• EXERCISE DETAILS
Work out how many lines in the entries below contain the string "delay". Reply with that figure alone.

• INFORMATION SUPPLIED
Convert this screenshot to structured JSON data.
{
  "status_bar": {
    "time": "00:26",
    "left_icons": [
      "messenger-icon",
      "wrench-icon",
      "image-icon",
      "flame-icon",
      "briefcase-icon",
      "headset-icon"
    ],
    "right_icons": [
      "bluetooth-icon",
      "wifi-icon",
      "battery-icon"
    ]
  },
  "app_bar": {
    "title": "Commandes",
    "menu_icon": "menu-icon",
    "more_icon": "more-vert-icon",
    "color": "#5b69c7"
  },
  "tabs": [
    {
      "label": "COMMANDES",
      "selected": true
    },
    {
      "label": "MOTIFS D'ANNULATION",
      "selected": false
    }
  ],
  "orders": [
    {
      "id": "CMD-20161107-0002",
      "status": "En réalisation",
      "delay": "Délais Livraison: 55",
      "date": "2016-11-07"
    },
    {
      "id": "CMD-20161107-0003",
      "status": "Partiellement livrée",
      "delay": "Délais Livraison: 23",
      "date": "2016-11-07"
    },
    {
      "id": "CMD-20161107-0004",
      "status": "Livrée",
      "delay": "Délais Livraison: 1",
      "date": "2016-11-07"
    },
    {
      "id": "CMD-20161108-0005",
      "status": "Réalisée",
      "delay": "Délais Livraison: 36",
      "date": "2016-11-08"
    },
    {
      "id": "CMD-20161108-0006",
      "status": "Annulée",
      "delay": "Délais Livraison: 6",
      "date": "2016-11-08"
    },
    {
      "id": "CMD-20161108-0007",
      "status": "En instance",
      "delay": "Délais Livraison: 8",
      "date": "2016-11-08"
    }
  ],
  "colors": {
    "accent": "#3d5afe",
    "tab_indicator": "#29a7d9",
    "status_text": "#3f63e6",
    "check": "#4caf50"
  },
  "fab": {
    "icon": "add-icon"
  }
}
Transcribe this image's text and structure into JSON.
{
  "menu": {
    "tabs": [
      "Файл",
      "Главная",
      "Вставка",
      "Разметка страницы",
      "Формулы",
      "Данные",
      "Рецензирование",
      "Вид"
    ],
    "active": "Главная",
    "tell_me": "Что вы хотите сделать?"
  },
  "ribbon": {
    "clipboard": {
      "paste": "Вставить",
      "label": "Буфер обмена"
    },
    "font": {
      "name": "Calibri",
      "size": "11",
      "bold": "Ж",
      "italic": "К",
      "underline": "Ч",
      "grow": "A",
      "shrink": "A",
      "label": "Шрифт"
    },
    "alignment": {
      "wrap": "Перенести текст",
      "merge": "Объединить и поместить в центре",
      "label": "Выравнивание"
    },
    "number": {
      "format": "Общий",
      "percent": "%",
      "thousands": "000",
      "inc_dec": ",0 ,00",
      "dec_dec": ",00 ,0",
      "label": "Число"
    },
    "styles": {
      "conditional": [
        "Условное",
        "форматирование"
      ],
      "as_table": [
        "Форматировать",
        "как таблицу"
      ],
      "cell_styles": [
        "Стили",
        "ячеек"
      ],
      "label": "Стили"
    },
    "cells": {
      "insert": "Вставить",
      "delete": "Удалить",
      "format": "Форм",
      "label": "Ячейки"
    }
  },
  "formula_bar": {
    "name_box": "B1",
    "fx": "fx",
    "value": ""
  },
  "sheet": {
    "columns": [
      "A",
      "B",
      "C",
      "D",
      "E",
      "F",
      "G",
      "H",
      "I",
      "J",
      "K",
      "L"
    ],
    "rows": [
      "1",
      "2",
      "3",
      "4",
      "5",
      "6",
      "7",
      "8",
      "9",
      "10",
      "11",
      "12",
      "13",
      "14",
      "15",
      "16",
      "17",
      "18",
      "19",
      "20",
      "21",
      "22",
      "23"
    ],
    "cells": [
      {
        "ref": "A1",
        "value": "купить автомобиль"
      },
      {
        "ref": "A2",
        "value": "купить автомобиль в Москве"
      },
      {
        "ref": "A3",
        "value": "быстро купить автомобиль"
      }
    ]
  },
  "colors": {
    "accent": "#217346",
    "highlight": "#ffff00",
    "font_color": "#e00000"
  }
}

• OUTPUT FOR THIS EXERCISE
6